Unit 7: File Handling
It is all well and good that data can be created within a program via variable assignments and user input. However, we must also be able to deal with data stored in files. In this unit, we will introduce methods for reading data from and writing data to a file. At its heart, Python is an object-oriented language. Pay attention to the syntax we use here, which will prepare you for the rest of the course.
Completing this unit should take you approximately 2 hours.
Upon successful completion of this unit, you will be able to:
- use file handling and file handling modes to read and write to text files;
- write programs that use file handling modes, such as reading from, writing to, appending, and creating files;
- write programs that using file handling methods; and
- apply file handling to the data analysis and visualization programs written in Units 3–6.
7.1: File Input and Output
File input and output (or File I/O) is the ability to read data from and write data to files stored in a location such as a directory or a folder. The ability to handle files is actually a pretty deep subject that requires some measure of interaction with the computer operating system. Fortunately, for high-level languages such as Python, the nuts and bolts of file I/O are absorbed into a relatively simple set of methods. There are three major steps to referencing a file:
- Open the file:
This lets the operating system know the name and location of the file being referenced and how the file is to be used (such as read or write)
- Perform operations on the file data (such as read, write, or append):
Now that the operating system has opened the file, it is ready to be used for the purpose specified in step 1
- Close the file:
After the desired set of operations has been completed, the operating system must be informed that access to the file is no longer necessary.
Here is an example of the three steps you can try in Repl.it:
fhandle = open('examp.txt','w') fhandle.write('This is a write example. ') fhandle.write('Text will be sequentially written until a newline control character occurs. \n') fhandle.write('Then a new line will begin with \n') fhandle.write('and another new line, etc \n') fhandle.close()
The syntax for implementing the above step is fairly straightforward:
- The "open" command creates and opens a file "examp.txt" where "w" means that data will be written to the file. If we were to read data, we would use an "r" instead (the "r" is actually optional where, if omitted, a file read will be assumed). In short,
the first argument to the "open" command is the file name, and the second argument indicates the operation to be performed. An object (named "fhandle" in this example) is created that allows access to a host of methods that will be practiced in this unit.
In Repl.it, the file location will be in the leftmost column under the "main.py" reference. Since Repl.it is web-based, this column effectively acts like your local directory from which files can be downloaded or uploaded. You should notice that when the "open" command executes, the file "examp.txt" is created. The file is still empty, but it is now ready to be written to.
- Since the file was opened with the parameter "w", data will be written to the file. This operation can be accomplished using the "write" method.
- Finally, the "close" method closes the file. After writing the data to the file, you should be able to click on the filename in the left window and see the text that was written in step 2.
Try adding the following code to the above script:
f2 = open('examp.txt','r') print(f2.read()) #the 'read' method reads the file f2.close()

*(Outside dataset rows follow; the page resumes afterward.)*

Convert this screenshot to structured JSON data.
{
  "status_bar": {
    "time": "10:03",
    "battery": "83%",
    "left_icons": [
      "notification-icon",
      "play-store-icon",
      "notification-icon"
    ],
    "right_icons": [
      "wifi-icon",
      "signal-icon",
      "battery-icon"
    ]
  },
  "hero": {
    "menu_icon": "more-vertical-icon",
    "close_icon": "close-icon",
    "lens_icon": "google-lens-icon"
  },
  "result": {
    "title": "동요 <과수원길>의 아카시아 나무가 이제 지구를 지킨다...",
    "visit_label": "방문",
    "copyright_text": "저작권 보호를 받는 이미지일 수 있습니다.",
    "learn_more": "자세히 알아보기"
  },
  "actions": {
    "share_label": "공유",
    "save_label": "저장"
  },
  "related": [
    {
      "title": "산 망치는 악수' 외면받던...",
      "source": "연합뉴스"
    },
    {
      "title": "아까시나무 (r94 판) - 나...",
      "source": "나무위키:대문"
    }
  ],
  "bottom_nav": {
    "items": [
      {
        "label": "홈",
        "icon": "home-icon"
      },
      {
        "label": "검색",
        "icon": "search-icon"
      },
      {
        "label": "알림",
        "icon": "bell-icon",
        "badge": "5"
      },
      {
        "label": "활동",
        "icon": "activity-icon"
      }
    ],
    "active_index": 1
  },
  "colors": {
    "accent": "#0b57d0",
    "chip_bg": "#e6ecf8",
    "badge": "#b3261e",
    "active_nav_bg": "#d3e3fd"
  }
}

You now have the ability to create a file, as well as read data from and write data to a file. The files source.txt, source2.txt, and source3.txt are provided here. You should upload them into the leftmost window in Repl.it for your code to reference them for a file read. You can then practice the examples on this page.
- Open the file:
- Now that you're familiar with file input and output, read this for more on syntax and usage.
7.2: Visualizing Data from a File
The next project will require a couple of steps to set up. First, download these files. Then, Start a new Repl.it session and either upload or 'drag and drop' these three files into the leftmost window. The "csv" stands for comma-separated values. This is a common data file type that is readable by programs such as Excel. We do not need to grab the other data files as we will challenge the Repl.it graphics capability with these three files.
Once you can see the data files listed in the Repl.it leftmost window, feel free to copy the code in the example provided into the Repl.it run window and run the code. This example is very instructive as it ties together the reading of multiple data files and the use of numpy combined with matplotlib introduced earlier in the course.
After the code runs, you should see a graph appear in the rightmost window. On the graphic, click on the resize box in the upper left-hand corner to resize the figure. Make sure you see plots similar to those given in the example.
After you download the files above, complete this exercise.
Study Session Video Review
Unit 7 Review and Assessment
In this video, course designer Eric Sakk walks through the major topics we covered in Unit 7. As you watch, work through the exercises to try them out yourself.
- Receive a grade
Take this assessment to see how well you understood this unit.
- This assessment does not count towards your grade. It is just for practice!
- You will see the correct answers when you submit your answers. Use this to help you study for the final exam!
- You can take this assessment as many times as you want, whenever you want.